Records supplied:
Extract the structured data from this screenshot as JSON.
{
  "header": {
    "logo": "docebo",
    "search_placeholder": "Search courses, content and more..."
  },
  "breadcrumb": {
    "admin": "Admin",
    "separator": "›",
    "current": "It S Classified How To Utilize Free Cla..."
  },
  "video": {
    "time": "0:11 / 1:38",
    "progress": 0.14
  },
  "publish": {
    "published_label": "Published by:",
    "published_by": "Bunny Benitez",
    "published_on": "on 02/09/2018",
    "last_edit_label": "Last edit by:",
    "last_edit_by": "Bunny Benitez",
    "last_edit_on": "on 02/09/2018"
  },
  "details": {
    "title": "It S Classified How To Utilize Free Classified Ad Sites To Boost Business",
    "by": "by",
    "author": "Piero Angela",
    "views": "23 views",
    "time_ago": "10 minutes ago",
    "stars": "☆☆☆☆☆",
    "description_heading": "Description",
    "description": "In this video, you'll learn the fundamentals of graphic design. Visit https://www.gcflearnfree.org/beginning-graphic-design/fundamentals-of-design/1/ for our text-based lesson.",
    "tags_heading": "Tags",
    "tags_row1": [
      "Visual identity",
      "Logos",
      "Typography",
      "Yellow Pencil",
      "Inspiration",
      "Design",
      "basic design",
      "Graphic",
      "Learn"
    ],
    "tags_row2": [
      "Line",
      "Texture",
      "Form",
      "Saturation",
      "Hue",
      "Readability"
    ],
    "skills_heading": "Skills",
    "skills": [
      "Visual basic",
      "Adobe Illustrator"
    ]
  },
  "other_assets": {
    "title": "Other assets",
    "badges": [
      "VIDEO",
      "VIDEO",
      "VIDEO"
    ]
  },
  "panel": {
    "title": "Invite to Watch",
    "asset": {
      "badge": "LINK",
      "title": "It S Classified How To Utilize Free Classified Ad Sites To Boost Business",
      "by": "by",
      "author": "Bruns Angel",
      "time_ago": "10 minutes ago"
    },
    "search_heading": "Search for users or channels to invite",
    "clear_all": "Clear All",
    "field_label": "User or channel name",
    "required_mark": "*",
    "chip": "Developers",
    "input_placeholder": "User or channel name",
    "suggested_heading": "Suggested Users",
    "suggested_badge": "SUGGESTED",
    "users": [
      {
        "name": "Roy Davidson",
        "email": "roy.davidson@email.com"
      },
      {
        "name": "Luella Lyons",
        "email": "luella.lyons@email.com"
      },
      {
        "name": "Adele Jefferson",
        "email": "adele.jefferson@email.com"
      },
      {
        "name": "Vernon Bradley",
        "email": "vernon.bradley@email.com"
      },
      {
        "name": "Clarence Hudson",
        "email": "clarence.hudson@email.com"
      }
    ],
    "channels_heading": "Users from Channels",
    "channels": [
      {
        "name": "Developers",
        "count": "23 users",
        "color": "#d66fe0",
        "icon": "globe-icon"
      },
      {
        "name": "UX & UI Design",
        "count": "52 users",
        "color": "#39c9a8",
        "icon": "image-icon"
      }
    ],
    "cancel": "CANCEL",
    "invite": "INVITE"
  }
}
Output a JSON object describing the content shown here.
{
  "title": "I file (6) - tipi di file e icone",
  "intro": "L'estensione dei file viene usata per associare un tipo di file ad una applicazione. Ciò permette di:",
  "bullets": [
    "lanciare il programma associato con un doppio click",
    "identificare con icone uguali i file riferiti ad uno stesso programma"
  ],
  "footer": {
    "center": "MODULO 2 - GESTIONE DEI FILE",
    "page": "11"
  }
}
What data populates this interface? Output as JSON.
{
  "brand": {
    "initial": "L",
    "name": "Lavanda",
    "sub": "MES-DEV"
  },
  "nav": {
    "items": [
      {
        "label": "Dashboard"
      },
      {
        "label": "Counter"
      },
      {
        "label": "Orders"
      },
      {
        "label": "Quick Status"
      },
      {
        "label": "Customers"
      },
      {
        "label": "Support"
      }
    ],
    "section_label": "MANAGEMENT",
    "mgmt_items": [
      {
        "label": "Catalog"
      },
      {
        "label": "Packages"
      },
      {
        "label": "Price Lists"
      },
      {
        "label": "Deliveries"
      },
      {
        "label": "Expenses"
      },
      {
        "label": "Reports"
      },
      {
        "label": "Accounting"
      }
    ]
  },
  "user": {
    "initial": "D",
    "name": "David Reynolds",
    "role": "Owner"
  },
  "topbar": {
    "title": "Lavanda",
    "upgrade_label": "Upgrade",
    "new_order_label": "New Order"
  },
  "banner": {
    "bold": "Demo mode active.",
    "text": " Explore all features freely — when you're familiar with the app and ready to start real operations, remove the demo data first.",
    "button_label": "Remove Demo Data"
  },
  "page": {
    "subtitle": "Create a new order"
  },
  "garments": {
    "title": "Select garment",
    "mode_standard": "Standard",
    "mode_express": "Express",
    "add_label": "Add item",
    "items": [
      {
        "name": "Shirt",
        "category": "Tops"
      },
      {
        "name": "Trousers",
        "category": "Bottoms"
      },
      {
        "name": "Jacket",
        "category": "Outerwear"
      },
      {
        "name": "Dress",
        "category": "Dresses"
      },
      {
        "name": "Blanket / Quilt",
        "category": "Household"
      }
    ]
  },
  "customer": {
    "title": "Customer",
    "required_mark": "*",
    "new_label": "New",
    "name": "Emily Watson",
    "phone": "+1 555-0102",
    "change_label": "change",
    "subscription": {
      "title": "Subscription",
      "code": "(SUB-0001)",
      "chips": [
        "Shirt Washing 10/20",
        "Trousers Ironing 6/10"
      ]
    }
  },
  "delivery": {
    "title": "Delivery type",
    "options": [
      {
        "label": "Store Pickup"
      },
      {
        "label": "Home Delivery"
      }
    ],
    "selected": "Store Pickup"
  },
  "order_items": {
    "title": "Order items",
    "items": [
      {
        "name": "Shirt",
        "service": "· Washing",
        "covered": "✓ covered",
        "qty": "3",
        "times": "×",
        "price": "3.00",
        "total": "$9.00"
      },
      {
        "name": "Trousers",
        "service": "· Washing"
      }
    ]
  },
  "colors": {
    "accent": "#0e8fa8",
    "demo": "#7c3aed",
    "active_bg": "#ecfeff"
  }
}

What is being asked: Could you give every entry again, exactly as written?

Exercise response:
Extract the structured data from this screenshot as JSON.
{
  "header": {
    "logo": "docebo",
    "search_placeholder": "Search courses, content and more..."
  },
  "breadcrumb": {
    "admin": "Admin",
    "separator": "›",
    "current": "It S Classified How To Utilize Free Cla..."
  },
  "video": {
    "time": "0:11 / 1:38",
    "progress": 0.14
  },
  "publish": {
    "published_label": "Published by:",
    "published_by": "Bunny Benitez",
    "published_on": "on 02/09/2018",
    "last_edit_label": "Last edit by:",
    "last_edit_by": "Bunny Benitez",
    "last_edit_on": "on 02/09/2018"
  },
  "details": {
    "title": "It S Classified How To Utilize Free Classified Ad Sites To Boost Business",
    "by": "by",
    "author": "Piero Angela",
    "views": "23 views",
    "time_ago": "10 minutes ago",
    "stars": "☆☆☆☆☆",
    "description_heading": "Description",
    "description": "In this video, you'll learn the fundamentals of graphic design. Visit https://www.gcflearnfree.org/beginning-graphic-design/fundamentals-of-design/1/ for our text-based lesson.",
    "tags_heading": "Tags",
    "tags_row1": [
      "Visual identity",
      "Logos",
      "Typography",
      "Yellow Pencil",
      "Inspiration",
      "Design",
      "basic design",
      "Graphic",
      "Learn"
    ],
    "tags_row2": [
      "Line",
      "Texture",
      "Form",
      "Saturation",
      "Hue",
      "Readability"
    ],
    "skills_heading": "Skills",
    "skills": [
      "Visual basic",
      "Adobe Illustrator"
    ]
  },
  "other_assets": {
    "title": "Other assets",
    "badges": [
      "VIDEO",
      "VIDEO",
      "VIDEO"
    ]
  },
  "panel": {
    "title": "Invite to Watch",
    "asset": {
      "badge": "LINK",
      "title": "It S Classified How To Utilize Free Classified Ad Sites To Boost Business",
      "by": "by",
      "author": "Bruns Angel",
      "time_ago": "10 minutes ago"
    },
    "search_heading": "Search for users or channels to invite",
    "clear_all": "Clear All",
    "field_label": "User or channel name",
    "required_mark": "*",
    "chip": "Developers",
    "input_placeholder": "User or channel name",
    "suggested_heading": "Suggested Users",
    "suggested_badge": "SUGGESTED",
    "users": [
      {
        "name": "Roy Davidson",
        "email": "roy.davidson@email.com"
      },
      {
        "name": "Luella Lyons",
        "email": "luella.lyons@email.com"
      },
      {
        "name": "Adele Jefferson",
        "email": "adele.jefferson@email.com"
      },
      {
        "name": "Vernon Bradley",
        "email": "vernon.bradley@email.com"
      },
      {
        "name": "Clarence Hudson",
        "email": "clarence.hudson@email.com"
      }
    ],
    "channels_heading": "Users from Channels",
    "channels": [
      {
        "name": "Developers",
        "count": "23 users",
        "color": "#d66fe0",
        "icon": "globe-icon"
      },
      {
        "name": "UX & UI Design",
        "count": "52 users",
        "color": "#39c9a8",
        "icon": "image-icon"
      }
    ],
    "cancel": "CANCEL",
    "invite": "INVITE"
  }
}
Output a JSON object describing the content shown here.
{
  "title": "I file (6) - tipi di file e icone",
  "intro": "L'estensione dei file viene usata per associare un tipo di file ad una applicazione. Ciò permette di:",
  "bullets": [
    "lanciare il programma associato con un doppio click",
    "identificare con icone uguali i file riferiti ad uno stesso programma"
  ],
  "footer": {
    "center": "MODULO 2 - GESTIONE DEI FILE",
    "page": "11"
  }
}
What data populates this interface? Output as JSON.
{
  "brand": {
    "initial": "L",
    "name": "Lavanda",
    "sub": "MES-DEV"
  },
  "nav": {
    "items": [
      {
        "label": "Dashboard"
      },
      {
        "label": "Counter"
      },
      {
        "label": "Orders"
      },
      {
        "label": "Quick Status"
      },
      {
        "label": "Customers"
      },
      {
        "label": "Support"
      }
    ],
    "section_label": "MANAGEMENT",
    "mgmt_items": [
      {
        "label": "Catalog"
      },
      {
        "label": "Packages"
      },
      {
        "label": "Price Lists"
      },
      {
        "label": "Deliveries"
      },
      {
        "label": "Expenses"
      },
      {
        "label": "Reports"
      },
      {
        "label": "Accounting"
      }
    ]
  },
  "user": {
    "initial": "D",
    "name": "David Reynolds",
    "role": "Owner"
  },
  "topbar": {
    "title": "Lavanda",
    "upgrade_label": "Upgrade",
    "new_order_label": "New Order"
  },
  "banner": {
    "bold": "Demo mode active.",
    "text": " Explore all features freely — when you're familiar with the app and ready to start real operations, remove the demo data first.",
    "button_label": "Remove Demo Data"
  },
  "page": {
    "subtitle": "Create a new order"
  },
  "garments": {
    "title": "Select garment",
    "mode_standard": "Standard",
    "mode_express": "Express",
    "add_label": "Add item",
    "items": [
      {
        "name": "Shirt",
        "category": "Tops"
      },
      {
        "name": "Trousers",
        "category": "Bottoms"
      },
      {
        "name": "Jacket",
        "category": "Outerwear"
      },
      {
        "name": "Dress",
        "category": "Dresses"
      },
      {
        "name": "Blanket / Quilt",
        "category": "Household"
      }
    ]
  },
  "customer": {
    "title": "Customer",
    "required_mark": "*",
    "new_label": "New",
    "name": "Emily Watson",
    "phone": "+1 555-0102",
    "change_label": "change",
    "subscription": {
      "title": "Subscription",
      "code": "(SUB-0001)",
      "chips": [
        "Shirt Washing 10/20",
        "Trousers Ironing 6/10"
      ]
    }
  },
  "delivery": {
    "title": "Delivery type",
    "options": [
      {
        "label": "Store Pickup"
      },
      {
        "label": "Home Delivery"
      }
    ],
    "selected": "Store Pickup"
  },
  "order_items": {
    "title": "Order items",
    "items": [
      {
        "name": "Shirt",
        "service": "· Washing",
        "covered": "✓ covered",
        "qty": "3",
        "times": "×",
        "price": "3.00",
        "total": "$9.00"
      },
      {
        "name": "Trousers",
        "service": "· Washing"
      }
    ]
  },
  "colors": {
    "accent": "#0e8fa8",
    "demo": "#7c3aed",
    "active_bg": "#ecfeff"
  }
}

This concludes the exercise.